Robotic Milker Systems: A Cross-sectional Study Evaluating Farmer Perceptions of Quality of Life on Robotics and Non-Robotics Dairies

Project Description

View All Funded Pilot Projects

2015-present

Robotic milking systems (RMS) have increased in popularity across the upper Midwest. As the average age of dairy farmers continues to rise and as farms modernize, more owners are looking at options to opt out of traditional milking tasks. With an RMS, an owner-operator’s personal labor is reduced. This also appeals to a younger generation interested in taking over the farm.

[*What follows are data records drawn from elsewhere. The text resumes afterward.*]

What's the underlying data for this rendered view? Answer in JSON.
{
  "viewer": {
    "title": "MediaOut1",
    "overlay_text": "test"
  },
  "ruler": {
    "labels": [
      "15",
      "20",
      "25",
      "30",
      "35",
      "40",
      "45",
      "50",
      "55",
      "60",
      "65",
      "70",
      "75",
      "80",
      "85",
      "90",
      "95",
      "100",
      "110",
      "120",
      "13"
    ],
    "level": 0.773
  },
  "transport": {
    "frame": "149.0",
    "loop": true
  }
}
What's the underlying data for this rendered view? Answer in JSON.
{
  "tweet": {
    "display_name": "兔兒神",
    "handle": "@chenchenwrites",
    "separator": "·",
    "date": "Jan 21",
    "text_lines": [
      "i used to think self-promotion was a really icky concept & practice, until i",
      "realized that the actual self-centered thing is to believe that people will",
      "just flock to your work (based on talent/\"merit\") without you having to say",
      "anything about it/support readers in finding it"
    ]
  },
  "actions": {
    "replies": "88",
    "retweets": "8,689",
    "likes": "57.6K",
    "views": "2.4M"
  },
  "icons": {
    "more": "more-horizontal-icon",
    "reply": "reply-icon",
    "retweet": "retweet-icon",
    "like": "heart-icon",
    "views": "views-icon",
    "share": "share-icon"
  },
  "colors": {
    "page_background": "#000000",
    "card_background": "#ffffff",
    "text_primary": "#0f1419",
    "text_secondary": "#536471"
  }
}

RMS’s operate with limited human interaction, allowing cows to be milked on their own schedule. Unlike farmers and farm workers, robots are typically able to milk the cows 24 hours a day, 7 days a week. Not only does this procedure change farm safety considerations, it also has a direct impact on the owner’s time, which can now be spent off-farm, or managing other areas of the operation.

This pilot project will create an instrument that will quantitatively and qualitatively assess the variations in injuries on farms with RMS installations. This project will also evaluate the perceived quality of life among the farmers and families of milking robot owners and non-robot owners in the upper Midwest.

As the average age of dairy farmers continues to rise and as farms modernize, more owners are looking at options to opt out of traditional milking tasks.

Project Personnel

PRINCIPAL INVESTIGATORS
Photo of Bryan Weichelt PhD, MBA

Bryan Weichelt PhD, MBA

Project Scientist National Farm Medicine Center
Phone: 715-221-7276
Photo of Casper Bendixsen PhD

Casper Bendixsen PhD

Project Scientist National Farm Medicine Center
Phone: 715-387-9410